In this intricate legal landscape, the guidance of intellectual property attorneys or international trademark agents is often indispensable. Their specialized knowledge can steer startups clear of common obstacles and maximize the benefits of international treaties and national laws.

1. What is the importance of trademarks in building a competitive advantage?

Trademarks serve as an effective communication tool, they are critical in building brand identity and differentiation in the market. A strong trademark can create a competitive edge by instilling trust and loyalty among customers.

2. How do trademarks help in enhancing a company's market position?

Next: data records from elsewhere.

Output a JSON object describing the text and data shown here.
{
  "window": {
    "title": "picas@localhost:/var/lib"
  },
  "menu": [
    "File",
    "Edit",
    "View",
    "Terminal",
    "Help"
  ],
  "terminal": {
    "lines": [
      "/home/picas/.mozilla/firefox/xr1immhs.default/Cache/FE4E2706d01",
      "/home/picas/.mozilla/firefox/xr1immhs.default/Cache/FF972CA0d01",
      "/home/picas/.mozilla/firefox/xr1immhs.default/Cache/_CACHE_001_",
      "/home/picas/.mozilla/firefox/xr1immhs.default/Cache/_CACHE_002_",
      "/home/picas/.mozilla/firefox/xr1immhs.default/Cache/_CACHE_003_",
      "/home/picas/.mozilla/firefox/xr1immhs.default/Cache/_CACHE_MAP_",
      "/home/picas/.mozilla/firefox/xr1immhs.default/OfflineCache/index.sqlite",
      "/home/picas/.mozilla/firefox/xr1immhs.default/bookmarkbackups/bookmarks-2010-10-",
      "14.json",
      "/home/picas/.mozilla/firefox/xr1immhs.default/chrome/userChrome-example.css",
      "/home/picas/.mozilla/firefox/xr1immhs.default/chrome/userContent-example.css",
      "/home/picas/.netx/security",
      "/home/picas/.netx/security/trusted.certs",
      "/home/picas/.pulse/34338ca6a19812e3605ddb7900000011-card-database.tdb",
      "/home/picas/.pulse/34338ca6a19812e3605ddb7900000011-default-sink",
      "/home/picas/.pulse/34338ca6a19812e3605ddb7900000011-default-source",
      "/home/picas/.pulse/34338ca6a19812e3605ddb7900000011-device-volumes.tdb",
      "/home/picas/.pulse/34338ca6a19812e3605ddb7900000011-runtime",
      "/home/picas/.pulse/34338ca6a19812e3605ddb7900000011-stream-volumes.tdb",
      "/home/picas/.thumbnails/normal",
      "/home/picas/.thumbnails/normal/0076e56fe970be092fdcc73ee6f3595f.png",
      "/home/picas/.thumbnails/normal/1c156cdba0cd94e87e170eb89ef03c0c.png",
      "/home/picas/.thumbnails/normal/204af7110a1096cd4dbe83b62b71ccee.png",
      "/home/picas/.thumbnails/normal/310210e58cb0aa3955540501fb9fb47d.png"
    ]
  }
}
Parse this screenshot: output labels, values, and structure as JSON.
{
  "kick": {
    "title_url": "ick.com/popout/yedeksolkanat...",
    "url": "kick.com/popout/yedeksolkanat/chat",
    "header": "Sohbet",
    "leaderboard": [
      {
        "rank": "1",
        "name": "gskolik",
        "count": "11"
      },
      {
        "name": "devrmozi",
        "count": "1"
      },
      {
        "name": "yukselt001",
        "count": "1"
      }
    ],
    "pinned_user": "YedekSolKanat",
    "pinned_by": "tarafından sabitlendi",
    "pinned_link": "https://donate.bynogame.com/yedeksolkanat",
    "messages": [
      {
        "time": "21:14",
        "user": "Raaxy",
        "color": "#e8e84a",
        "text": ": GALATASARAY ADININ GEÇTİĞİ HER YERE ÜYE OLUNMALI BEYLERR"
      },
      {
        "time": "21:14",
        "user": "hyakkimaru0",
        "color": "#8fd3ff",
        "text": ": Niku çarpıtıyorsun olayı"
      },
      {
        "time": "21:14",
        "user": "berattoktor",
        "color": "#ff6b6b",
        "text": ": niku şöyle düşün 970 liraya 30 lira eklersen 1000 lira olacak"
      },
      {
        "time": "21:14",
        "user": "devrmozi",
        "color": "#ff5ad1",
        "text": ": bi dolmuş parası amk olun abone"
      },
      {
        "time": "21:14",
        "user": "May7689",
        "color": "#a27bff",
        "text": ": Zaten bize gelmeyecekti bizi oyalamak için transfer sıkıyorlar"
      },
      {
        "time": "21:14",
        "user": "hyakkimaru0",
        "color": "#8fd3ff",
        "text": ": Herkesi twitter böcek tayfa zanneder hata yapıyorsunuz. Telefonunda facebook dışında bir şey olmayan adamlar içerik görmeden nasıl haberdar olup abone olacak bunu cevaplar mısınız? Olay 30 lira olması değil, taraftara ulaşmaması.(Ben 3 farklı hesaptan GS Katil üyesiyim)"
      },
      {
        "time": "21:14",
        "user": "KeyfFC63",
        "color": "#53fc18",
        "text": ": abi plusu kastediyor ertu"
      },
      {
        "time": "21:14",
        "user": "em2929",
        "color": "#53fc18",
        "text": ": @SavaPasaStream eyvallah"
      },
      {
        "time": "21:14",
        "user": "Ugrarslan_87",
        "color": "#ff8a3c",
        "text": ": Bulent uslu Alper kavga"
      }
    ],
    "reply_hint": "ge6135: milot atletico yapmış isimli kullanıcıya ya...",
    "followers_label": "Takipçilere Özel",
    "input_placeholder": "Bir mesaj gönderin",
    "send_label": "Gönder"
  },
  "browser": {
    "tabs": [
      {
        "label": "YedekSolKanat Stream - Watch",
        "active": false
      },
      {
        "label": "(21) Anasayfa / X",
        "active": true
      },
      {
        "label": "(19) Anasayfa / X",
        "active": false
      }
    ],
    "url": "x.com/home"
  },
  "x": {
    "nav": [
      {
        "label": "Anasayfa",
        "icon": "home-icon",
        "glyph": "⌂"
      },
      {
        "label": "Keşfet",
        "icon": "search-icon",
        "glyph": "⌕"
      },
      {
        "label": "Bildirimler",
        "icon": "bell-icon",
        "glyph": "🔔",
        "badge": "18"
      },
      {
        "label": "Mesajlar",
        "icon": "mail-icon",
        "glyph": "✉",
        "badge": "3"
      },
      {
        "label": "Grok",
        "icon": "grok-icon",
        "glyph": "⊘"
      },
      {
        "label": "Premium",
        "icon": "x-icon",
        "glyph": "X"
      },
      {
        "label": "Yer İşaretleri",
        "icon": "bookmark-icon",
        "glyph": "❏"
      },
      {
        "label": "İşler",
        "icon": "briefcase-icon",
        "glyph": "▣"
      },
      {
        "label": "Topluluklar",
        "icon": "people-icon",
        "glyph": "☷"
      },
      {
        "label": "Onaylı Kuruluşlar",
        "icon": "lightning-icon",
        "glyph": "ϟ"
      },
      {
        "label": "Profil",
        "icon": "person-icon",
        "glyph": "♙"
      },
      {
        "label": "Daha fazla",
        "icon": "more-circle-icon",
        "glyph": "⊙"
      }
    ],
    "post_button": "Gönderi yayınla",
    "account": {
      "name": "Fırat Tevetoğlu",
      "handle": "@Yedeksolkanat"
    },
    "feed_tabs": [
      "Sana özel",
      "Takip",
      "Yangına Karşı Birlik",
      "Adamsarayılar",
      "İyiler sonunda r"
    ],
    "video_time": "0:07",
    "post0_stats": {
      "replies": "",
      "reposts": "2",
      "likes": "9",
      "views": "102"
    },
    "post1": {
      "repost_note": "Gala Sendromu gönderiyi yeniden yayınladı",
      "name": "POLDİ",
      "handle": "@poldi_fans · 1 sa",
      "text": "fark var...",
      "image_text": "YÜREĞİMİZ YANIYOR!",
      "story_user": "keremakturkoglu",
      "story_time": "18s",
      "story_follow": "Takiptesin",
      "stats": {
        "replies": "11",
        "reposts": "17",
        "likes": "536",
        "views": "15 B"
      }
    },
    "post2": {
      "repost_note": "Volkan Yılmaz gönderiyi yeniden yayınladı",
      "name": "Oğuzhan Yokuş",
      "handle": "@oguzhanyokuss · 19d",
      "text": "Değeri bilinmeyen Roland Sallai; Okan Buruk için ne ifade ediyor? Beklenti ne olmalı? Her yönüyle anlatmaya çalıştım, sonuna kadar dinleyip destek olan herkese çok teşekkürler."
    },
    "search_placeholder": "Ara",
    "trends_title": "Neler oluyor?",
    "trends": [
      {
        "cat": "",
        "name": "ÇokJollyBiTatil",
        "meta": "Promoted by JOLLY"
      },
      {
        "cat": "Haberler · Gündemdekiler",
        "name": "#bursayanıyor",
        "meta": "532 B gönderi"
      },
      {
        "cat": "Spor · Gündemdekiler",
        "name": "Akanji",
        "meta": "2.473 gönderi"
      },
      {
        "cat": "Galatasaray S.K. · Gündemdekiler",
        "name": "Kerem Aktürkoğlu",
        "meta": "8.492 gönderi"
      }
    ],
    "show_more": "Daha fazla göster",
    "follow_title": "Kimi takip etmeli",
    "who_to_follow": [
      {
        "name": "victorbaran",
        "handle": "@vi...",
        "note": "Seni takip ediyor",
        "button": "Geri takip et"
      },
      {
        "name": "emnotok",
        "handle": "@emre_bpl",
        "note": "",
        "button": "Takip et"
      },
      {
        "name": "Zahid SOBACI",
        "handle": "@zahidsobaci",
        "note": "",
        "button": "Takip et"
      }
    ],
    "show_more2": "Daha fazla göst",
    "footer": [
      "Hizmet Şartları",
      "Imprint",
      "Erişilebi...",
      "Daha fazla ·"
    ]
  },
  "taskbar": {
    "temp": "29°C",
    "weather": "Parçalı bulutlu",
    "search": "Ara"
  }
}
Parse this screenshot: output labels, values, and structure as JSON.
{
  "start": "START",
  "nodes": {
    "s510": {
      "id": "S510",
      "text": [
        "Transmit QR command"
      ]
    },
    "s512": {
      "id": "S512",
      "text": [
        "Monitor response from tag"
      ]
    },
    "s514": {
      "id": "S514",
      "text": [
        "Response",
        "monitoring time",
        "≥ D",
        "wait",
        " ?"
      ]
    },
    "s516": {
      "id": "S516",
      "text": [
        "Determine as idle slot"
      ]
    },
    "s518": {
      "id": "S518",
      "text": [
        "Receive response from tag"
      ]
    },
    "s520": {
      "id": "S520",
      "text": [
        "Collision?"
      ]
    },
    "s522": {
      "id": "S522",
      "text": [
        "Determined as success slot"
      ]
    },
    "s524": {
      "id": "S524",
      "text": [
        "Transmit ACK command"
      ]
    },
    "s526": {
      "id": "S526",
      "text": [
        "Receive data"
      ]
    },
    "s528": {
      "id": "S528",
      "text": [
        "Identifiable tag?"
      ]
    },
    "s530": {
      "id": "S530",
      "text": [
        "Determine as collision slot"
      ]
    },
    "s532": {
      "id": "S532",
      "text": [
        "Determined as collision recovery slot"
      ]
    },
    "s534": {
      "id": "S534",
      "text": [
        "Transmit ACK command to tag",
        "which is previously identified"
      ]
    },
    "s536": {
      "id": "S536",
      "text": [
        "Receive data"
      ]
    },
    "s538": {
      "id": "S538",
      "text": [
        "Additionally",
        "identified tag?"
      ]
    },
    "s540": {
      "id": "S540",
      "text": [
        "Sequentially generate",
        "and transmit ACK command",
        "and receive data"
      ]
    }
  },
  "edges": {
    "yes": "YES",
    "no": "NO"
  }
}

A unique and well-protected trademark helps a company to secure its position in the market by preventing competitors from using similar signs. It aids in avoiding confusion among consumers and promotes recognition of the brand.

3. Can the strategic use of trademarks contribute to a company's profitability?

Yes, trademarks can contribute to a company's profitability. By creating brand recognition and loyalty among customers, trademarks positively impact sales. A valuable trademark can also lead to new revenue streams through licensing.

4. How do trademarks promote innovation and economic growth?

Trademarks encourage businesses to develop unique products and services to gain a competitive advantage. They foster free market competition, stimulate economic growth, and incentivize innovation.

5. How do trademarks serve as a defensive mechanism against illegal activities?

Owning a registered trademark empowers companies to take legal actions against counterfeiters and infringers. This protects the company's reputation, its products or services, and its customers from fake products.

6. Can the harm caused by trademark infringement impact the company's competitive advantage?

Yes. Trademark infringement can lead to loss of income, damaged reputation, and a decrease in customer trust. All these can significantly impact a company's competitive edge in the market.